Dataset items
== == ==

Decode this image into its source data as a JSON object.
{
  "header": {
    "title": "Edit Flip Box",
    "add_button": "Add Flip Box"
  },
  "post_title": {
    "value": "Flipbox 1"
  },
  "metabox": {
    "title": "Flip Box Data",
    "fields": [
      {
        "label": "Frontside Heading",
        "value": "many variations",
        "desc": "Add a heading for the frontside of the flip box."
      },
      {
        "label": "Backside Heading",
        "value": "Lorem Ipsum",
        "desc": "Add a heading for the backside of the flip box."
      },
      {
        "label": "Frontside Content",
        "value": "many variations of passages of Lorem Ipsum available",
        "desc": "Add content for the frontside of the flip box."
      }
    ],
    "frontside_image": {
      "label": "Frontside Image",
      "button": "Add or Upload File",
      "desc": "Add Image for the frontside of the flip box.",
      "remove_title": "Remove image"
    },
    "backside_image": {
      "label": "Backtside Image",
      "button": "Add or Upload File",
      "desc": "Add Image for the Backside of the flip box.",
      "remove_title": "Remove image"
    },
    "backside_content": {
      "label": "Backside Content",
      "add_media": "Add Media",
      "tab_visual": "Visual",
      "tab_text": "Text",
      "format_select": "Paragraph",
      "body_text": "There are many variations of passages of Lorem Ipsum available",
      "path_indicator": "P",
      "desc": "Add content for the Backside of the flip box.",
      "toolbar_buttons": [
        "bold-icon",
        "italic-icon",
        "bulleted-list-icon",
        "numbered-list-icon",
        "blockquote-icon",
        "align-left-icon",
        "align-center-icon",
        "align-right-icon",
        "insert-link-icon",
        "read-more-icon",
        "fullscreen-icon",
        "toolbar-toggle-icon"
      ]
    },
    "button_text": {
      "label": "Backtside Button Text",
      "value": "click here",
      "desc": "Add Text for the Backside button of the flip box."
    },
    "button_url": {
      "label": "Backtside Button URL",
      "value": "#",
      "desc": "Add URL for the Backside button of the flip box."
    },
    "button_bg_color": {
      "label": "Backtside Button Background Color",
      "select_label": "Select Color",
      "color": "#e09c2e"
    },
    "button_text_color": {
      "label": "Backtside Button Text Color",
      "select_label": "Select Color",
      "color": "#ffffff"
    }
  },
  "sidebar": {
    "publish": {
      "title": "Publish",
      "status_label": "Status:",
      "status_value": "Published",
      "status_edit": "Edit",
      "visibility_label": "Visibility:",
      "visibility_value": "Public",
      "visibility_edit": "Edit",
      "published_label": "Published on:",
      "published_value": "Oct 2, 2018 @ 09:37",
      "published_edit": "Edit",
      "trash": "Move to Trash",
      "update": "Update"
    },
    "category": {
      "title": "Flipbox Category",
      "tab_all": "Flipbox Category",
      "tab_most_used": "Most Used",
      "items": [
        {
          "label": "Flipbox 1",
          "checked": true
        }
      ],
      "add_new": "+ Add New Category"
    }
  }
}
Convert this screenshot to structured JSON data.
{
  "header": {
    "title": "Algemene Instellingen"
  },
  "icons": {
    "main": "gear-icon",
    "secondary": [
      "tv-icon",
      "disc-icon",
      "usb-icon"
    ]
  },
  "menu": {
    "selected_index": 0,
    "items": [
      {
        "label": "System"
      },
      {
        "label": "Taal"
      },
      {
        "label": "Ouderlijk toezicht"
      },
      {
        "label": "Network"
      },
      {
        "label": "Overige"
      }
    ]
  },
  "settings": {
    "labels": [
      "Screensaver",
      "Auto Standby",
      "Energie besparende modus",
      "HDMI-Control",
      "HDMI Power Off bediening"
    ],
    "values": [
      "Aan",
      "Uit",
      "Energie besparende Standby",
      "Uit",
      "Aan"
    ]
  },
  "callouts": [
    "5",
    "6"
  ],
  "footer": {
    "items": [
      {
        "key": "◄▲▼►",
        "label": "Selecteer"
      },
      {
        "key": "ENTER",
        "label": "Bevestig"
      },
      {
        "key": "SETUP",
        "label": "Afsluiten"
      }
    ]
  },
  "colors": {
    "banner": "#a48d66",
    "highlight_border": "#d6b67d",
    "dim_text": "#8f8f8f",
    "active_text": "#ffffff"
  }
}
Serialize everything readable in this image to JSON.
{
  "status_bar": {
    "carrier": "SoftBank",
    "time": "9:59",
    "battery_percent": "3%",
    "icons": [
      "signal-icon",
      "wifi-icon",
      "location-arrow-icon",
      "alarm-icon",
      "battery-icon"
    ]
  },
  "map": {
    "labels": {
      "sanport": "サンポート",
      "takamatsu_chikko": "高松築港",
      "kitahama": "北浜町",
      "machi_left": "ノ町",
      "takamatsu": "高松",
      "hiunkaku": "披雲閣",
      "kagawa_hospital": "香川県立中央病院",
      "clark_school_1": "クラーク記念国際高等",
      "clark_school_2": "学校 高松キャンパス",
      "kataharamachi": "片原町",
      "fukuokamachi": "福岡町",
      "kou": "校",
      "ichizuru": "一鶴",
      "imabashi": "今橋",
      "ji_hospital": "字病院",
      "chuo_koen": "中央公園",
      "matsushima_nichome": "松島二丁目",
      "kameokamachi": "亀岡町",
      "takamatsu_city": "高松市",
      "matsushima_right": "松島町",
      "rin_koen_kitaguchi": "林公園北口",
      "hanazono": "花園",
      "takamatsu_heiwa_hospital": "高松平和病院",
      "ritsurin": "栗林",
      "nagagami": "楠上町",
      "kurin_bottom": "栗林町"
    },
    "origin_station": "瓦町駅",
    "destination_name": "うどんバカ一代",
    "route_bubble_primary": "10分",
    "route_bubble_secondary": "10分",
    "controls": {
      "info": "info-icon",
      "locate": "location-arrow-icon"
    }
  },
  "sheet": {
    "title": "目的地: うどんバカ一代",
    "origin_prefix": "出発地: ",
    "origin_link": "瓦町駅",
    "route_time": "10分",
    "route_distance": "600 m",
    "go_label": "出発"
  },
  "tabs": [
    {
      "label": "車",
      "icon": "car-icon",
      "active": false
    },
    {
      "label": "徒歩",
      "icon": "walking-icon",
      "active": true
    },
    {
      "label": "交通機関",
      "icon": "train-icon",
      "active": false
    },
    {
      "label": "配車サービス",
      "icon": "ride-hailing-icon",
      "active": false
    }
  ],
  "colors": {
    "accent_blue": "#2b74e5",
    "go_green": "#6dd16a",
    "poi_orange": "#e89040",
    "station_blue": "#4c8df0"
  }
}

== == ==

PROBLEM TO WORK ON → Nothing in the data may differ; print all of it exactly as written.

OUTPUT →
Decode this image into its source data as a JSON object.
{
  "header": {
    "title": "Edit Flip Box",
    "add_button": "Add Flip Box"
  },
  "post_title": {
    "value": "Flipbox 1"
  },
  "metabox": {
    "title": "Flip Box Data",
    "fields": [
      {
        "label": "Frontside Heading",
        "value": "many variations",
        "desc": "Add a heading for the frontside of the flip box."
      },
      {
        "label": "Backside Heading",
        "value": "Lorem Ipsum",
        "desc": "Add a heading for the backside of the flip box."
      },
      {
        "label": "Frontside Content",
        "value": "many variations of passages of Lorem Ipsum available",
        "desc": "Add content for the frontside of the flip box."
      }
    ],
    "frontside_image": {
      "label": "Frontside Image",
      "button": "Add or Upload File",
      "desc": "Add Image for the frontside of the flip box.",
      "remove_title": "Remove image"
    },
    "backside_image": {
      "label": "Backtside Image",
      "button": "Add or Upload File",
      "desc": "Add Image for the Backside of the flip box.",
      "remove_title": "Remove image"
    },
    "backside_content": {
      "label": "Backside Content",
      "add_media": "Add Media",
      "tab_visual": "Visual",
      "tab_text": "Text",
      "format_select": "Paragraph",
      "body_text": "There are many variations of passages of Lorem Ipsum available",
      "path_indicator": "P",
      "desc": "Add content for the Backside of the flip box.",
      "toolbar_buttons": [
        "bold-icon",
        "italic-icon",
        "bulleted-list-icon",
        "numbered-list-icon",
        "blockquote-icon",
        "align-left-icon",
        "align-center-icon",
        "align-right-icon",
        "insert-link-icon",
        "read-more-icon",
        "fullscreen-icon",
        "toolbar-toggle-icon"
      ]
    },
    "button_text": {
      "label": "Backtside Button Text",
      "value": "click here",
      "desc": "Add Text for the Backside button of the flip box."
    },
    "button_url": {
      "label": "Backtside Button URL",
      "value": "#",
      "desc": "Add URL for the Backside button of the flip box."
    },
    "button_bg_color": {
      "label": "Backtside Button Background Color",
      "select_label": "Select Color",
      "color": "#e09c2e"
    },
    "button_text_color": {
      "label": "Backtside Button Text Color",
      "select_label": "Select Color",
      "color": "#ffffff"
    }
  },
  "sidebar": {
    "publish": {
      "title": "Publish",
      "status_label": "Status:",
      "status_value": "Published",
      "status_edit": "Edit",
      "visibility_label": "Visibility:",
      "visibility_value": "Public",
      "visibility_edit": "Edit",
      "published_label": "Published on:",
      "published_value": "Oct 2, 2018 @ 09:37",
      "published_edit": "Edit",
      "trash": "Move to Trash",
      "update": "Update"
    },
    "category": {
      "title": "Flipbox Category",
      "tab_all": "Flipbox Category",
      "tab_most_used": "Most Used",
      "items": [
        {
          "label": "Flipbox 1",
          "checked": true
        }
      ],
      "add_new": "+ Add New Category"
    }
  }
}
Convert this screenshot to structured JSON data.
{
  "header": {
    "title": "Algemene Instellingen"
  },
  "icons": {
    "main": "gear-icon",
    "secondary": [
      "tv-icon",
      "disc-icon",
      "usb-icon"
    ]
  },
  "menu": {
    "selected_index": 0,
    "items": [
      {
        "label": "System"
      },
      {
        "label": "Taal"
      },
      {
        "label": "Ouderlijk toezicht"
      },
      {
        "label": "Network"
      },
      {
        "label": "Overige"
      }
    ]
  },
  "settings": {
    "labels": [
      "Screensaver",
      "Auto Standby",
      "Energie besparende modus",
      "HDMI-Control",
      "HDMI Power Off bediening"
    ],
    "values": [
      "Aan",
      "Uit",
      "Energie besparende Standby",
      "Uit",
      "Aan"
    ]
  },
  "callouts": [
    "5",
    "6"
  ],
  "footer": {
    "items": [
      {
        "key": "◄▲▼►",
        "label": "Selecteer"
      },
      {
        "key": "ENTER",
        "label": "Bevestig"
      },
      {
        "key": "SETUP",
        "label": "Afsluiten"
      }
    ]
  },
  "colors": {
    "banner": "#a48d66",
    "highlight_border": "#d6b67d",
    "dim_text": "#8f8f8f",
    "active_text": "#ffffff"
  }
}
Serialize everything readable in this image to JSON.
{
  "status_bar": {
    "carrier": "SoftBank",
    "time": "9:59",
    "battery_percent": "3%",
    "icons": [
      "signal-icon",
      "wifi-icon",
      "location-arrow-icon",
      "alarm-icon",
      "battery-icon"
    ]
  },
  "map": {
    "labels": {
      "sanport": "サンポート",
      "takamatsu_chikko": "高松築港",
      "kitahama": "北浜町",
      "machi_left": "ノ町",
      "takamatsu": "高松",
      "hiunkaku": "披雲閣",
      "kagawa_hospital": "香川県立中央病院",
      "clark_school_1": "クラーク記念国際高等",
      "clark_school_2": "学校 高松キャンパス",
      "kataharamachi": "片原町",
      "fukuokamachi": "福岡町",
      "kou": "校",
      "ichizuru": "一鶴",
      "imabashi": "今橋",
      "ji_hospital": "字病院",
      "chuo_koen": "中央公園",
      "matsushima_nichome": "松島二丁目",
      "kameokamachi": "亀岡町",
      "takamatsu_city": "高松市",
      "matsushima_right": "松島町",
      "rin_koen_kitaguchi": "林公園北口",
      "hanazono": "花園",
      "takamatsu_heiwa_hospital": "高松平和病院",
      "ritsurin": "栗林",
      "nagagami": "楠上町",
      "kurin_bottom": "栗林町"
    },
    "origin_station": "瓦町駅",
    "destination_name": "うどんバカ一代",
    "route_bubble_primary": "10分",
    "route_bubble_secondary": "10分",
    "controls": {
      "info": "info-icon",
      "locate": "location-arrow-icon"
    }
  },
  "sheet": {
    "title": "目的地: うどんバカ一代",
    "origin_prefix": "出発地: ",
    "origin_link": "瓦町駅",
    "route_time": "10分",
    "route_distance": "600 m",
    "go_label": "出発"
  },
  "tabs": [
    {
      "label": "車",
      "icon": "car-icon",
      "active": false
    },
    {
      "label": "徒歩",
      "icon": "walking-icon",
      "active": true
    },
    {
      "label": "交通機関",
      "icon": "train-icon",
      "active": false
    },
    {
      "label": "配車サービス",
      "icon": "ride-hailing-icon",
      "active": false
    }
  ],
  "colors": {
    "accent_blue": "#2b74e5",
    "go_green": "#6dd16a",
    "poi_orange": "#e89040",
    "station_blue": "#4c8df0"
  }
}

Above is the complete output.